» Stored data entries:
════════════════

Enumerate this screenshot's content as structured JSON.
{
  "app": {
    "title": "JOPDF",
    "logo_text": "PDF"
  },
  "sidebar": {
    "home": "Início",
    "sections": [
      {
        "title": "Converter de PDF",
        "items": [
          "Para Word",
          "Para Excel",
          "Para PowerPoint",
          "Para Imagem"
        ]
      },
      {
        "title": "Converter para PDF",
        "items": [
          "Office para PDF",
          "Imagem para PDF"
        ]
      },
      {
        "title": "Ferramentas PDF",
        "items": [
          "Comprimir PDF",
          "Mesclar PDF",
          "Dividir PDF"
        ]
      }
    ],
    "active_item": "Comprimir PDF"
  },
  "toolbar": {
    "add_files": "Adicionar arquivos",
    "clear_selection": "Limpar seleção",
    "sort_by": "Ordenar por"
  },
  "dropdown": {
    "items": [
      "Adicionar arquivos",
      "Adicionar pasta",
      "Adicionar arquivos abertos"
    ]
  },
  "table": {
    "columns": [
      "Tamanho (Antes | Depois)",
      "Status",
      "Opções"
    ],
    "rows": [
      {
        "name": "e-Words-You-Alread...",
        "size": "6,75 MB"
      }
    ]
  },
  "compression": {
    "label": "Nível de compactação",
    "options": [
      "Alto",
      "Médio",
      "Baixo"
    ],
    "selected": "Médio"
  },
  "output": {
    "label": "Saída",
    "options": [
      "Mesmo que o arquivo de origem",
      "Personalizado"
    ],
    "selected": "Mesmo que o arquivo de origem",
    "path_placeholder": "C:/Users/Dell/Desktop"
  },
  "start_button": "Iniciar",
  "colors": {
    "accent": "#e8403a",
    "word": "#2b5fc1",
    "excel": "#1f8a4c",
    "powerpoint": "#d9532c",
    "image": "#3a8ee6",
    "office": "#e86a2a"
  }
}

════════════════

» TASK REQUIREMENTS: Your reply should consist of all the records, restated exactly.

» RESPONSE TO THIS EXERCISE:
Enumerate this screenshot's content as structured JSON.
{
  "app": {
    "title": "JOPDF",
    "logo_text": "PDF"
  },
  "sidebar": {
    "home": "Início",
    "sections": [
      {
        "title": "Converter de PDF",
        "items": [
          "Para Word",
          "Para Excel",
          "Para PowerPoint",
          "Para Imagem"
        ]
      },
      {
        "title": "Converter para PDF",
        "items": [
          "Office para PDF",
          "Imagem para PDF"
        ]
      },
      {
        "title": "Ferramentas PDF",
        "items": [
          "Comprimir PDF",
          "Mesclar PDF",
          "Dividir PDF"
        ]
      }
    ],
    "active_item": "Comprimir PDF"
  },
  "toolbar": {
    "add_files": "Adicionar arquivos",
    "clear_selection": "Limpar seleção",
    "sort_by": "Ordenar por"
  },
  "dropdown": {
    "items": [
      "Adicionar arquivos",
      "Adicionar pasta",
      "Adicionar arquivos abertos"
    ]
  },
  "table": {
    "columns": [
      "Tamanho (Antes | Depois)",
      "Status",
      "Opções"
    ],
    "rows": [
      {
        "name": "e-Words-You-Alread...",
        "size": "6,75 MB"
      }
    ]
  },
  "compression": {
    "label": "Nível de compactação",
    "options": [
      "Alto",
      "Médio",
      "Baixo"
    ],
    "selected": "Médio"
  },
  "output": {
    "label": "Saída",
    "options": [
      "Mesmo que o arquivo de origem",
      "Personalizado"
    ],
    "selected": "Mesmo que o arquivo de origem",
    "path_placeholder": "C:/Users/Dell/Desktop"
  },
  "start_button": "Iniciar",
  "colors": {
    "accent": "#e8403a",
    "word": "#2b5fc1",
    "excel": "#1f8a4c",
    "powerpoint": "#d9532c",
    "image": "#3a8ee6",
    "office": "#e86a2a"
  }
}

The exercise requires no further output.